● What to work on
Output the line that contains "What data populates" and every line after it to the end of the entries, with nothing added or left out.

● Stored data
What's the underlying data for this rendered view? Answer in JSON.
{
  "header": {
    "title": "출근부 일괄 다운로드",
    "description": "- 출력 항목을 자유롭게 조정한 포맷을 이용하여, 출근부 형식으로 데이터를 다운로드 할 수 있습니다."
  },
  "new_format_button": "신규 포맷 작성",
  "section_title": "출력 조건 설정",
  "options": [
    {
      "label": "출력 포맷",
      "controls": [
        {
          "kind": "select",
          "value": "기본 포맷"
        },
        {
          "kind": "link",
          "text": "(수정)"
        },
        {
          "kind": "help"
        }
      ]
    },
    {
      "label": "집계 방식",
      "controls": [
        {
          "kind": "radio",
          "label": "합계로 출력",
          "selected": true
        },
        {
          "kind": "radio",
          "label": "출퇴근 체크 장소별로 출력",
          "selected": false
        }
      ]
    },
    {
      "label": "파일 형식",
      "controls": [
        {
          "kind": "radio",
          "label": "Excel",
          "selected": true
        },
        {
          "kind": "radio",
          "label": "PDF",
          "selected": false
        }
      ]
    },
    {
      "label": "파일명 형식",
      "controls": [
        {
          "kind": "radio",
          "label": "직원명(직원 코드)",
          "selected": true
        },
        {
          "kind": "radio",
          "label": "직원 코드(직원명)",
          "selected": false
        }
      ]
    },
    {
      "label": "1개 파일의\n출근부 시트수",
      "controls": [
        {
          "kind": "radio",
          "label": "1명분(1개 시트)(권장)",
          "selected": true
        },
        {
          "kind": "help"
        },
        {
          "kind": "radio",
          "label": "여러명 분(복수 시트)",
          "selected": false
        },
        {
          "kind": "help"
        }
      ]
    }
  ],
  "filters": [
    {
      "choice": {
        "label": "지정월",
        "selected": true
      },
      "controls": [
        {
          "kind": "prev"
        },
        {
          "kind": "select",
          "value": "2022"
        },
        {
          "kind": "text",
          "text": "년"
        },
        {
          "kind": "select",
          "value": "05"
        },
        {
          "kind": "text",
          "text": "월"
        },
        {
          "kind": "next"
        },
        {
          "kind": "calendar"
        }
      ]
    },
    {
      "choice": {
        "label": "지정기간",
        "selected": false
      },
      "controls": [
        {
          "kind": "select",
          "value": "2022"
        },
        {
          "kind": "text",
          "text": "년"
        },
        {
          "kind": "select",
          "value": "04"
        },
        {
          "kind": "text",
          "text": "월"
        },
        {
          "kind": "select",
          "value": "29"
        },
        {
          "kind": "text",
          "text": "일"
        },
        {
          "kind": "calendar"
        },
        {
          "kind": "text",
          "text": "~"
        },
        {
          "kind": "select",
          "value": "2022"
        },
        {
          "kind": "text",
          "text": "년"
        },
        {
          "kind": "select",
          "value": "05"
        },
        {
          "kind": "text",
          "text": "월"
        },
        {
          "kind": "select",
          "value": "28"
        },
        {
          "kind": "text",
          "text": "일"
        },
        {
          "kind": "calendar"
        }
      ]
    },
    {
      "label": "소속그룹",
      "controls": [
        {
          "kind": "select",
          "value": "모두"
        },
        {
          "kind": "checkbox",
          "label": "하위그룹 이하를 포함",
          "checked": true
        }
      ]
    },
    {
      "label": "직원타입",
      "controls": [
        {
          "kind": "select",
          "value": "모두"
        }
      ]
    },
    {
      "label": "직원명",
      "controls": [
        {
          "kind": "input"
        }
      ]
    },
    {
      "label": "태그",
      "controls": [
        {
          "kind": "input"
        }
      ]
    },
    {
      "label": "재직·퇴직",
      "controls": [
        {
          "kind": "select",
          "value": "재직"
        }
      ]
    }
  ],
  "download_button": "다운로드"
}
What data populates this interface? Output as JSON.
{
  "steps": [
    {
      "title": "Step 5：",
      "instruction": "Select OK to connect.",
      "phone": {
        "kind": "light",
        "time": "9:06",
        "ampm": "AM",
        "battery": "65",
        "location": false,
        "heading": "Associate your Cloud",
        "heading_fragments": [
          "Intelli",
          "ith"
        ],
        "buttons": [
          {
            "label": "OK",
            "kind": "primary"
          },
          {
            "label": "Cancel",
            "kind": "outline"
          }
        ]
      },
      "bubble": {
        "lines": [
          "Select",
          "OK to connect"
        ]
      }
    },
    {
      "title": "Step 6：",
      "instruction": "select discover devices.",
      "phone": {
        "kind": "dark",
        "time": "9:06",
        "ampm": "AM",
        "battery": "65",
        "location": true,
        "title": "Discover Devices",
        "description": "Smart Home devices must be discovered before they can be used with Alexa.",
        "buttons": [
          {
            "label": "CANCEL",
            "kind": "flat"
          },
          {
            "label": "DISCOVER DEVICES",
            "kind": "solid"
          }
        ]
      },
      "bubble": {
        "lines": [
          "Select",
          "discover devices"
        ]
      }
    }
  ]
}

● Output for this exercise
What data populates this interface? Output as JSON.
{
  "steps": [
    {
      "title": "Step 5：",
      "instruction": "Select OK to connect.",
      "phone": {
        "kind": "light",
        "time": "9:06",
        "ampm": "AM",
        "battery": "65",
        "location": false,
        "heading": "Associate your Cloud",
        "heading_fragments": [
          "Intelli",
          "ith"
        ],
        "buttons": [
          {
            "label": "OK",
            "kind": "primary"
          },
          {
            "label": "Cancel",
            "kind": "outline"
          }
        ]
      },
      "bubble": {
        "lines": [
          "Select",
          "OK to connect"
        ]
      }
    },
    {
      "title": "Step 6：",
      "instruction": "select discover devices.",
      "phone": {
        "kind": "dark",
        "time": "9:06",
        "ampm": "AM",
        "battery": "65",
        "location": true,
        "title": "Discover Devices",
        "description": "Smart Home devices must be discovered before they can be used with Alexa.",
        "buttons": [
          {
            "label": "CANCEL",
            "kind": "flat"
          },
          {
            "label": "DISCOVER DEVICES",
            "kind": "solid"
          }
        ]
      },
      "bubble": {
        "lines": [
          "Select",
          "discover devices"
        ]
      }
    }
  ]
}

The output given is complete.